As the summer season wanes, outdoor sculpture in leaf season takes on a new light, and The Mount in Lenox continues to draw people in even before they reach the mansion. Take a relaxing stroll along one of the Berkshires’ loveliest of driveways toward what once was the Gilded Age home of the novelist Edith Wharton, and the grounds and gardens remain as she imagined them, a verdant green dotted with colorful flowers, with subtle additions of golds, browns, and reds as they progress toward closing for the season on October 31.
Moss-covered boulders and the canopy of mature trees are highlighted along the walk by sculptures of stone, including granite, various metals, wood, clay, paper, glass, pigments of course, foam and fiberglass.
Not being an art critic, I can only comment on what I like, and in this case, it is nearly impossible to choose one that I did not like; I enjoyed viewing enough to visit twice. Among my favorites, Parallel Migration by Anne Dushanko Dobek gathers hundreds of monarch butterflies, mostly realistic renderings with a liberal dose of artistic freedom.

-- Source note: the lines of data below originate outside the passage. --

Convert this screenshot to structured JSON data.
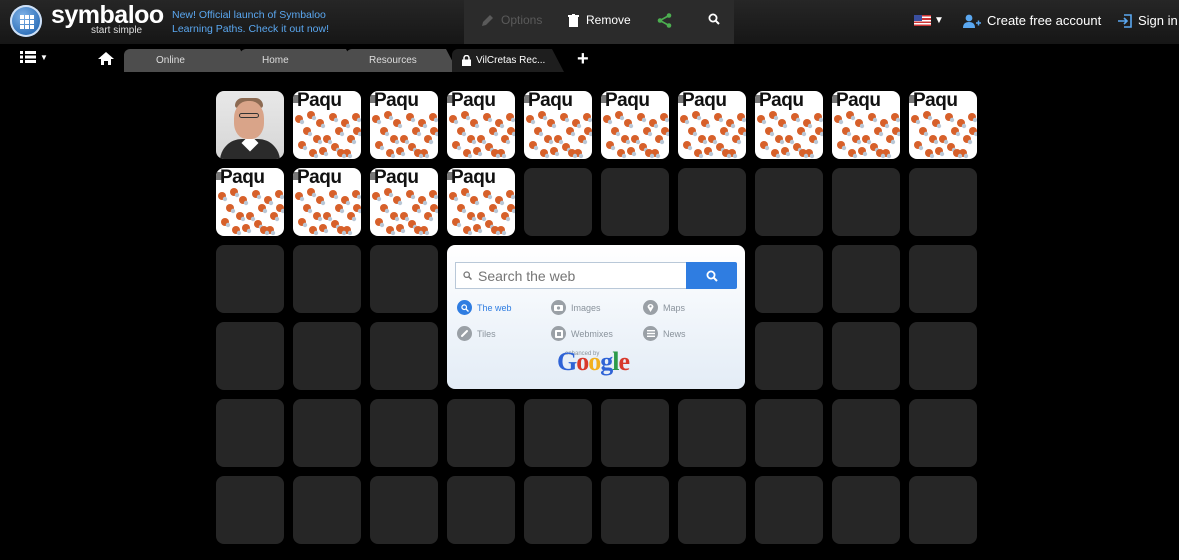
{
  "brand": {
    "name": "symbaloo",
    "tagline": "start simple"
  },
  "announcement": "New! Official launch of Symbaloo Learning Paths. Check it out now!",
  "toolbar": {
    "options_label": "Options",
    "remove_label": "Remove"
  },
  "account": {
    "create_label": "Create free account",
    "signin_label": "Sign in"
  },
  "tabs": [
    {
      "label": "Online"
    },
    {
      "label": "Home"
    },
    {
      "label": "Resources"
    },
    {
      "label": "VilCretas Rec..."
    }
  ],
  "tiles": {
    "paqu_text": "Paqu",
    "paqu_count": 13
  },
  "search": {
    "placeholder": "Search the web",
    "options": [
      {
        "label": "The web",
        "icon": "search-icon"
      },
      {
        "label": "Images",
        "icon": "camera-icon"
      },
      {
        "label": "Maps",
        "icon": "map-pin-icon"
      },
      {
        "label": "Tiles",
        "icon": "link-icon"
      },
      {
        "label": "Webmixes",
        "icon": "grid-icon"
      },
      {
        "label": "News",
        "icon": "news-icon"
      }
    ],
    "powered_label": "enhanced by",
    "powered_brand": "Google"
  },
  "colors": {
    "accent": "#2f7de1",
    "link": "#5aa7f0",
    "share": "#4caf50"
  }
}
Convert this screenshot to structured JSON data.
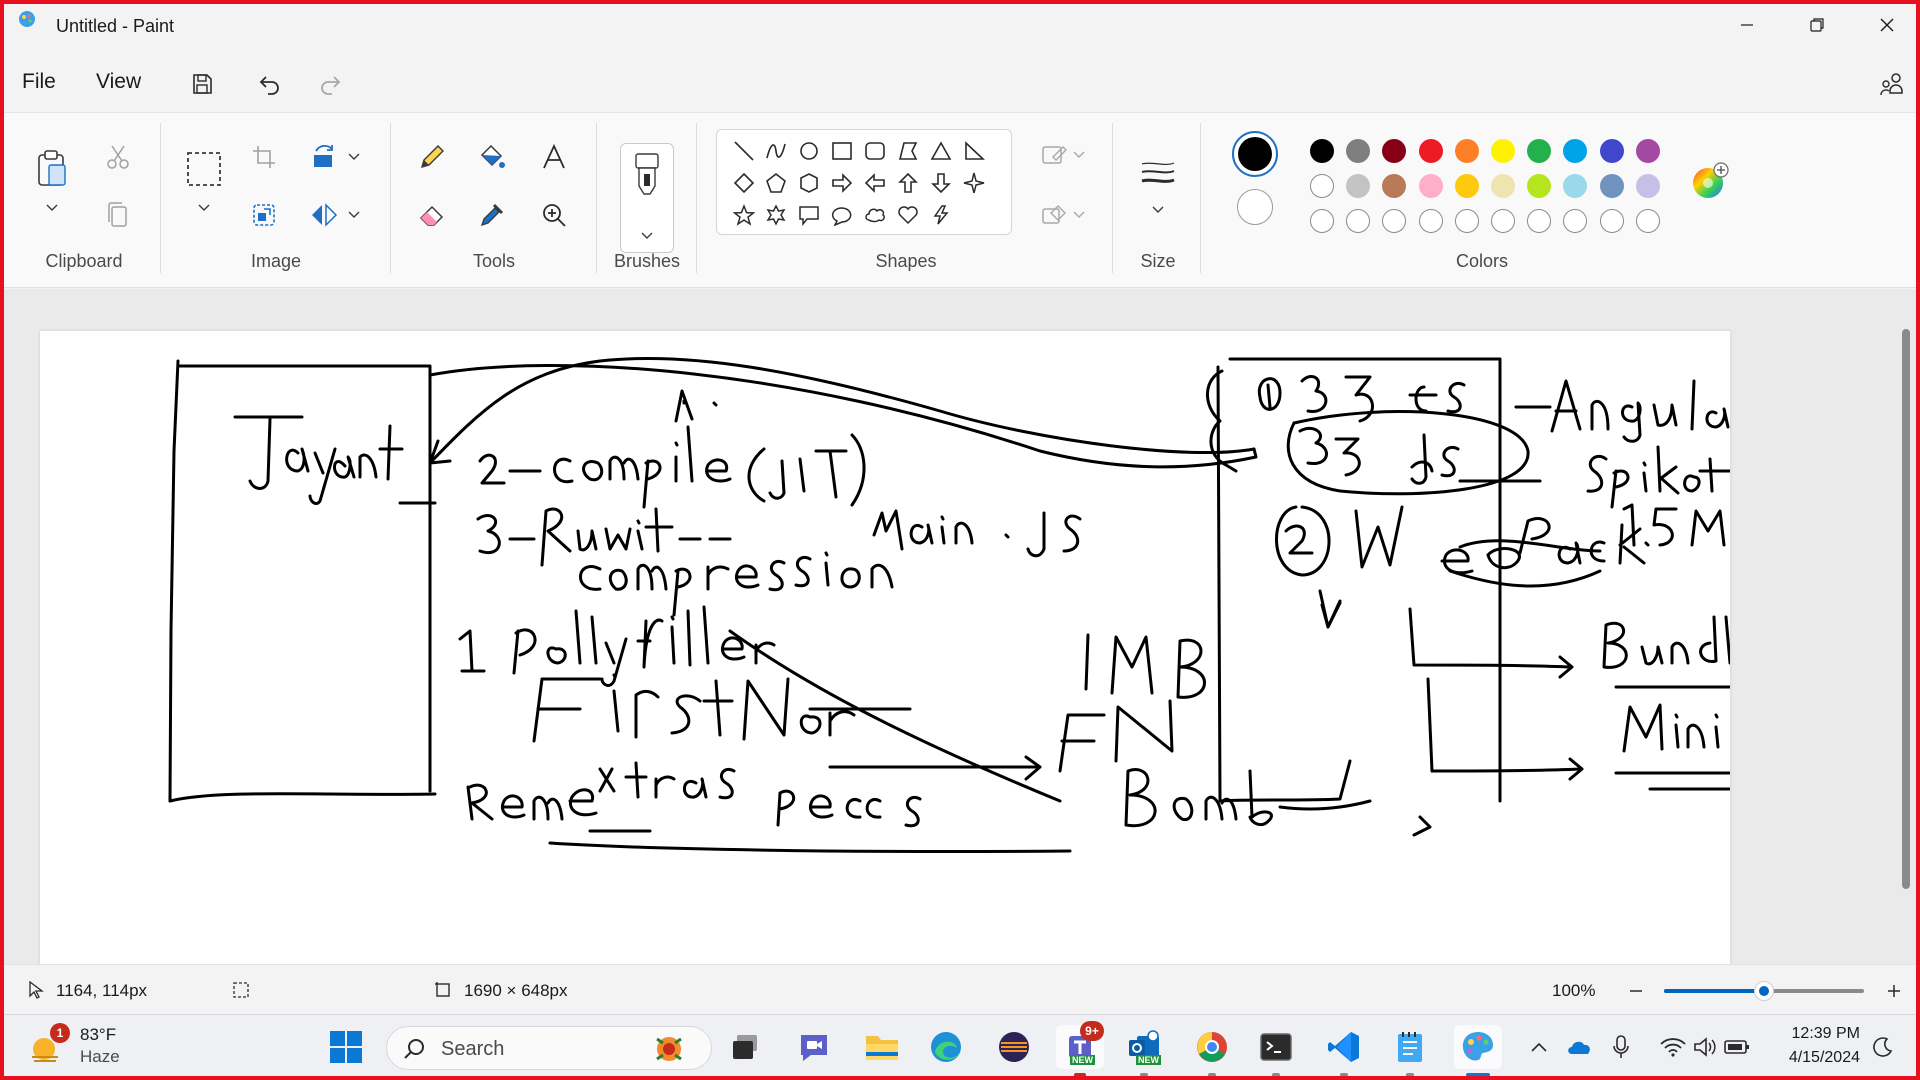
{
  "window": {
    "title": "Untitled - Paint"
  },
  "menu": {
    "file": "File",
    "view": "View"
  },
  "ribbon": {
    "groups": {
      "clipboard": "Clipboard",
      "image": "Image",
      "tools": "Tools",
      "brushes": "Brushes",
      "shapes": "Shapes",
      "size": "Size",
      "colors": "Colors"
    },
    "primary_color": "#000000",
    "secondary_color": "#ffffff",
    "palette_row1": [
      "#000000",
      "#7f7f7f",
      "#880015",
      "#ed1c24",
      "#ff7f27",
      "#fff200",
      "#22b14c",
      "#00a2e8",
      "#3f48cc",
      "#a349a4"
    ],
    "palette_row2": [
      "#ffffff",
      "#c3c3c3",
      "#b97a57",
      "#ffaec9",
      "#ffc90e",
      "#efe4b0",
      "#b5e61d",
      "#99d9ea",
      "#7092be",
      "#c8bfe7"
    ]
  },
  "status": {
    "cursor_position": "1164, 114px",
    "canvas_size": "1690 × 648px",
    "zoom_label": "100%",
    "zoom_level": 0.5
  },
  "taskbar": {
    "weather_temp": "83°F",
    "weather_desc": "Haze",
    "weather_badge": "1",
    "search_placeholder": "Search",
    "teams_badge": "9+",
    "teams_new": "NEW",
    "outlook_new": "NEW",
    "time": "12:39 PM",
    "date": "4/15/2024"
  }
}
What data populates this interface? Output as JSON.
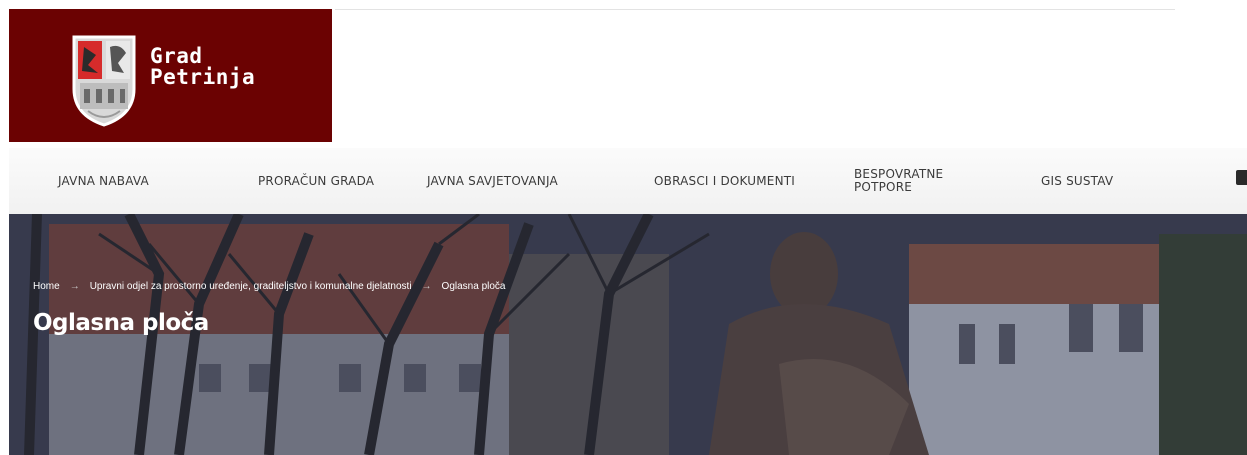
{
  "logo": {
    "line1": "Grad",
    "line2": "Petrinja"
  },
  "nav": {
    "items": [
      {
        "label": "JAVNA NABAVA"
      },
      {
        "label": "PRORAČUN GRADA"
      },
      {
        "label": "JAVNA SAVJETOVANJA"
      },
      {
        "label": "OBRASCI I DOKUMENTI"
      },
      {
        "label": "BESPOVRATNE POTPORE"
      },
      {
        "label": "GIS SUSTAV"
      }
    ]
  },
  "breadcrumb": {
    "home": "Home",
    "separator": "→",
    "section": "Upravni odjel za prostorno uređenje, graditeljstvo i komunalne djelatnosti",
    "current": "Oglasna ploča"
  },
  "hero": {
    "title": "Oglasna ploča"
  },
  "icons": {
    "crest": "coat-of-arms-icon",
    "social": "facebook-icon"
  },
  "colors": {
    "brand": "#6b0202",
    "nav_text": "#3b3b3b",
    "hero_text": "#ffffff"
  }
}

They appear on a wooded path where they congregate, some in small numbers, on trees along a trail marked “Ledge Walk.” More monarchs show in groups of thirty or more, sometimes fewer, and some of several hundred. Along the path, a wicker bench has about 150 butterflies resting on the front alone, while nearby a group of thirty spiral upwards around a beach tree. The most impressive gathering is the largest number yet, on a tall tree that may once have been grazed by lightning or damaged in its youth. Parallel Migration, for the Dobek, brings to the surface “the perilous journey of migration and immigration for both people and insects.”
Continuing in no special order, my eye caught color that from a distance reminded me of a bouquet of flowers in yellow, violet, red and green. When I was close to read the title, Askew, I found it the work of Pittsfield artist Bill Tobin, brother of one of my closest friends as a child — F. X., a gifted professional artist who passed away in 2014. This passionate sculpture of welded steel and pigment is an eye-catcher.
Foam, fiberglass and pigment come together in Michelle Post’s Tronies, three sculptures quite different although much the same, and I attempted to see what they were seeing with no luck.
I found others with names like Obsolete Oil Can by Peter Dellert of Holyoke, a whimsical shape with its can fashioned out of vines, and Upstream by Holyoke’s Mark Attebery, reflecting the golden sunshine as it flows along its course of pleasantly convoluted copper tubing. The whole SculptureNow show includes some 30 sculptures … and next season I may share a look at the gardens or inside the house.
Outdoor activities also explore the Mount in the fall, including:
A morning bird walk on Sept. 25 finishes Mass Audubon’s first season of birding at the Mount.Walk these natural wooded paths and the open gardens and groomed lawns to hear and see a variety of wild songbirds — in season, bobolinks in the meadows, vireos singing on the hottest days, and warblers, sparrows, tanagers and more. Birds are still plentiful enough in the late summer and fall, although much quieter, and learning their fall plumages will add a feather to your cap. One trip is moderate, and the other Intermediate, a vigorously paced walk down to Edith Wharton Park and Laurel Lake. Call 413-551-5100 for information.
Berkshire Coaching at the Mount: Relive the Gilded Age and see historic and meticulously restored horse-drawn coaches as they arrive through the main gates of The Mount. A presentation of the coaches will follow the procession. The event is free and open to all; for morel information about Berkshire Coaching Weekend, visit BerkshireCoachingWeekend.com.
Artist-guided Sculpture Walk: The Mount, in partnership with SculptureNow will offer a free 90-minute artist-guided tour of this world-class sculpture show on Oct. 14 at 1:30 pm. The tour includes access to The Mount’s grounds, Café and Bookstore only, rain or shine.